In terms of treatment, the primary approach should be to reduce the moisture level of the timber. 

Ideally, the moisture content of the wood should be reduced to below 14%, or even 12% to be sure of eradication. This can be difficult to achieve if, for example, the area suffers from condensation, or poor ventilation. 

Once the correct levels are reached, the dry conditions must be maintained by measures that might include isolating the wood from damp masonry.

Secondary measures can be effective and include heat treatments during which the temperature of the entire property is raised for a period of time or the non-invasive use of ultraviolet light and pheromone traps for the female beetles, with the latter only possible once a year.

The use of chemicals is only partially effective and treatment specialists also have no control over general conditions in the property.
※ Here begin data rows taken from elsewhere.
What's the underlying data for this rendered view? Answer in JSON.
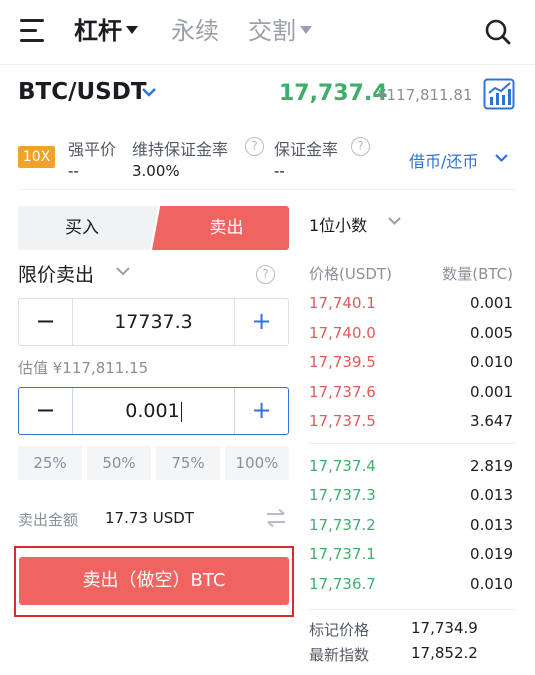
{
  "nav": {
    "tabs": [
      {
        "label": "杠杆",
        "active": true
      },
      {
        "label": "永续",
        "active": false
      },
      {
        "label": "交割",
        "active": false
      }
    ]
  },
  "pair": {
    "symbol": "BTC/USDT",
    "last_price": "17,737.4",
    "cny_price": "¥117,811.81"
  },
  "margin_info": {
    "leverage": "10X",
    "liq_price_label": "强平价",
    "liq_price_value": "--",
    "maint_ratio_label": "维持保证金率",
    "maint_ratio_value": "3.00%",
    "margin_ratio_label": "保证金率",
    "margin_ratio_value": "--",
    "borrow_label": "借币/还币"
  },
  "trade": {
    "buy_tab": "买入",
    "sell_tab": "卖出",
    "order_type": "限价卖出",
    "price_value": "17737.3",
    "estimate": "估值 ¥117,811.15",
    "qty_value": "0.001",
    "percents": [
      "25%",
      "50%",
      "75%",
      "100%"
    ],
    "sell_amount_label": "卖出金额",
    "sell_amount_value": "17.73 USDT",
    "submit_label": "卖出（做空）BTC"
  },
  "orderbook": {
    "precision": "1位小数",
    "price_header": "价格(USDT)",
    "qty_header": "数量(BTC)",
    "asks": [
      {
        "price": "17,740.1",
        "qty": "0.001"
      },
      {
        "price": "17,740.0",
        "qty": "0.005"
      },
      {
        "price": "17,739.5",
        "qty": "0.010"
      },
      {
        "price": "17,737.6",
        "qty": "0.001"
      },
      {
        "price": "17,737.5",
        "qty": "3.647"
      }
    ],
    "bids": [
      {
        "price": "17,737.4",
        "qty": "2.819"
      },
      {
        "price": "17,737.3",
        "qty": "0.013"
      },
      {
        "price": "17,737.2",
        "qty": "0.013"
      },
      {
        "price": "17,737.1",
        "qty": "0.019"
      },
      {
        "price": "17,736.7",
        "qty": "0.010"
      }
    ],
    "mark_price_label": "标记价格",
    "mark_price_value": "17,734.9",
    "index_price_label": "最新指数",
    "index_price_value": "17,852.2"
  },
  "colors": {
    "sell": "#ef6461",
    "buy_green": "#3fae6a",
    "accent_blue": "#2f73d8",
    "leverage_badge": "#f2a22b"
  },
  "icons": [
    "menu-icon",
    "search-icon",
    "chart-icon",
    "help-icon",
    "swap-icon",
    "chevron-down-icon"
  ]
}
Furthermore, it can be difficult to get the chemicals to where the beetles are active; they can emerge through untreated areas, or indeed not emerge at all, with some suggesting they are now adapting to mate inside the wood, as a result of surface treatments.

“The use of these chemicals is legally controlled by COSHH (control of substances hazardous to health) regulations and cannot be used wholesale, or routinely, when a property changes hands, for example," says Douglas Kent, technical director at the Society for the Protection of Ancient Buildings (SPAB)

Hugh Metcalf

Hugh is Deputy Editor of sister title and former Digital Editor of He has worked on a range of home, design and property magazines, including Grand Designs, Essential Kitchens, Bathrooms, Bedrooms and Good Homes. Hugh has developed a passion for modern architecture and green homes, and moonlights as an interior designer, having designed and managed projects ranging from single rooms to whole house renovations and large extensions. He's currently renovating his own Victorian terrace in Essex, DIYing as much of the work as possible. He's recently finished his kitchen renovation, which involved knocking through walls, and landscaping a courtyard garden, and is currently working on a bathroom renovation.